= Task to complete =
Retype every record exactly. Skip the images.

= Given data =
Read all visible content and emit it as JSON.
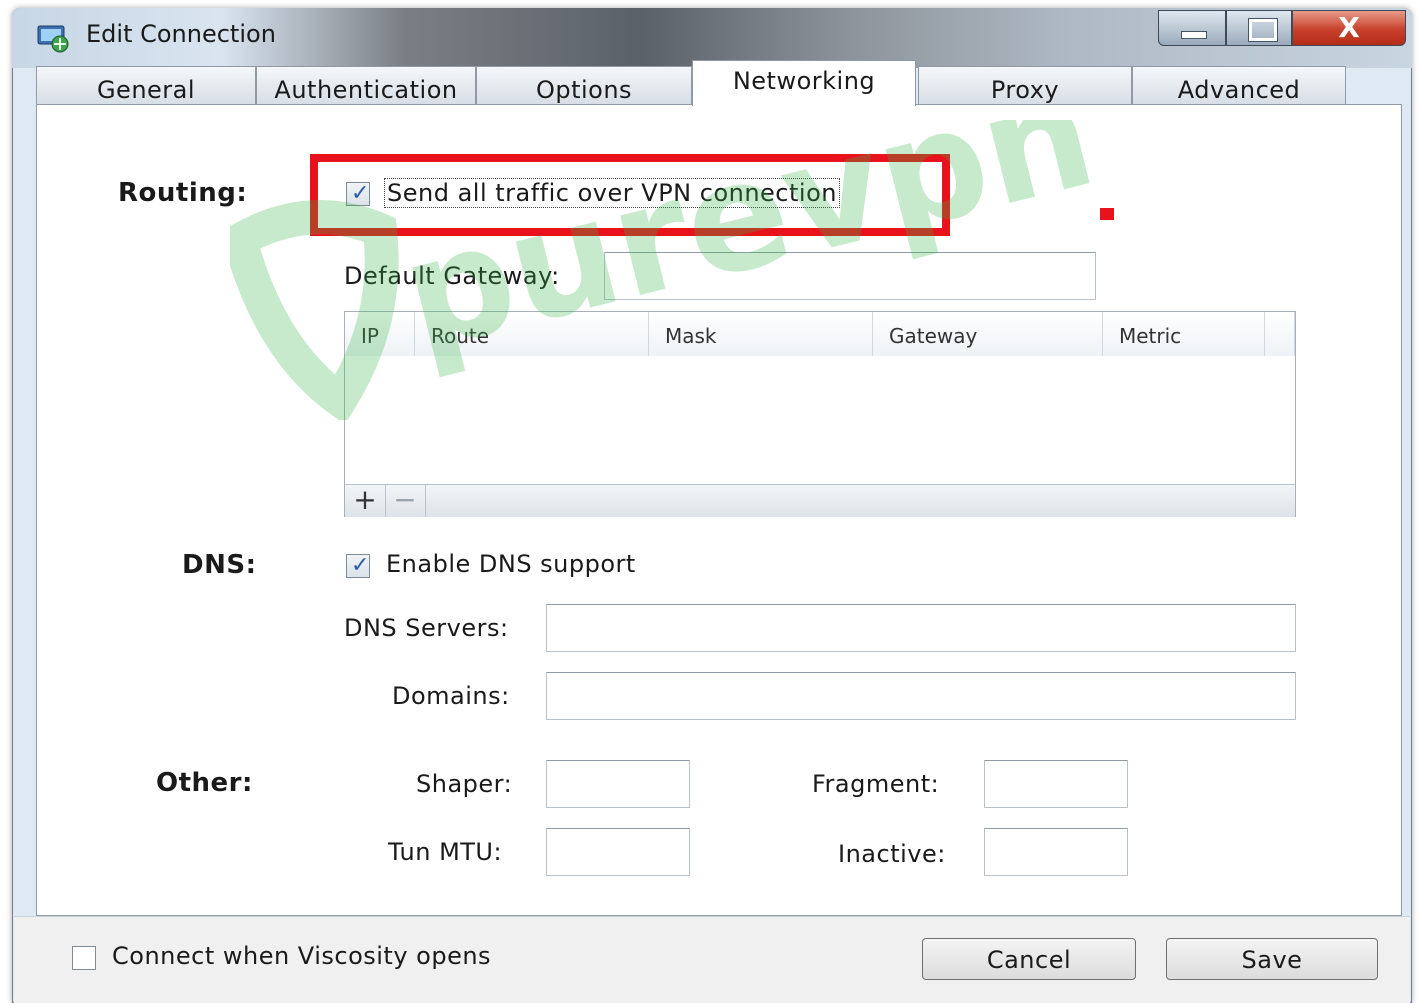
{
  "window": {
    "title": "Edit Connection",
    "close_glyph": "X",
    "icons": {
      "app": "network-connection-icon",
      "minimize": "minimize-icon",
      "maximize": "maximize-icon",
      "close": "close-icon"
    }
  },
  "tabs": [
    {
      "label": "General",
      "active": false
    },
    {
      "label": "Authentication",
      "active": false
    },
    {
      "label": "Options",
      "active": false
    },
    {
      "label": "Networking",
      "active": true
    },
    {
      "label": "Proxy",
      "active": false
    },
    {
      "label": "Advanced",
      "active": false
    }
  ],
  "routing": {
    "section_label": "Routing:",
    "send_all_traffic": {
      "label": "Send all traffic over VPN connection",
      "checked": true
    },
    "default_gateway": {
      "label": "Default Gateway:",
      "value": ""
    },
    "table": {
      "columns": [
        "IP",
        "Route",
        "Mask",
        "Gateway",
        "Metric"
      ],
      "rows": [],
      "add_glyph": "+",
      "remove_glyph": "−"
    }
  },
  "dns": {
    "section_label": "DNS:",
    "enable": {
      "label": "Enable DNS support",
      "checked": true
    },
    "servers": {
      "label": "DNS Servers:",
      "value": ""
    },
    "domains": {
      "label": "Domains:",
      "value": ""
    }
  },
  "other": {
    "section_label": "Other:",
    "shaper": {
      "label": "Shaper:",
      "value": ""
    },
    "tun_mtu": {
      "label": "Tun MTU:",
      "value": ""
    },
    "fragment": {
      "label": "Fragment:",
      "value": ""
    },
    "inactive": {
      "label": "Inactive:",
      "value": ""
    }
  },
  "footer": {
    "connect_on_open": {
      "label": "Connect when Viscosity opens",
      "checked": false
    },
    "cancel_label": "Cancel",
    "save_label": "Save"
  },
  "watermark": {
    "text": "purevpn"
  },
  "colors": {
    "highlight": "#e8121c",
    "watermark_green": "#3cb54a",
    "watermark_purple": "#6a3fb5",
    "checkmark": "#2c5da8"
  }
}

= Your response =
Read all visible content and emit it as JSON.
{
  "window": {
    "title": "Edit Connection",
    "close_glyph": "X",
    "icons": {
      "app": "network-connection-icon",
      "minimize": "minimize-icon",
      "maximize": "maximize-icon",
      "close": "close-icon"
    }
  },
  "tabs": [
    {
      "label": "General",
      "active": false
    },
    {
      "label": "Authentication",
      "active": false
    },
    {
      "label": "Options",
      "active": false
    },
    {
      "label": "Networking",
      "active": true
    },
    {
      "label": "Proxy",
      "active": false
    },
    {
      "label": "Advanced",
      "active": false
    }
  ],
  "routing": {
    "section_label": "Routing:",
    "send_all_traffic": {
      "label": "Send all traffic over VPN connection",
      "checked": true
    },
    "default_gateway": {
      "label": "Default Gateway:",
      "value": ""
    },
    "table": {
      "columns": [
        "IP",
        "Route",
        "Mask",
        "Gateway",
        "Metric"
      ],
      "rows": [],
      "add_glyph": "+",
      "remove_glyph": "−"
    }
  },
  "dns": {
    "section_label": "DNS:",
    "enable": {
      "label": "Enable DNS support",
      "checked": true
    },
    "servers": {
      "label": "DNS Servers:",
      "value": ""
    },
    "domains": {
      "label": "Domains:",
      "value": ""
    }
  },
  "other": {
    "section_label": "Other:",
    "shaper": {
      "label": "Shaper:",
      "value": ""
    },
    "tun_mtu": {
      "label": "Tun MTU:",
      "value": ""
    },
    "fragment": {
      "label": "Fragment:",
      "value": ""
    },
    "inactive": {
      "label": "Inactive:",
      "value": ""
    }
  },
  "footer": {
    "connect_on_open": {
      "label": "Connect when Viscosity opens",
      "checked": false
    },
    "cancel_label": "Cancel",
    "save_label": "Save"
  },
  "watermark": {
    "text": "purevpn"
  },
  "colors": {
    "highlight": "#e8121c",
    "watermark_green": "#3cb54a",
    "watermark_purple": "#6a3fb5",
    "checkmark": "#2c5da8"
  }
}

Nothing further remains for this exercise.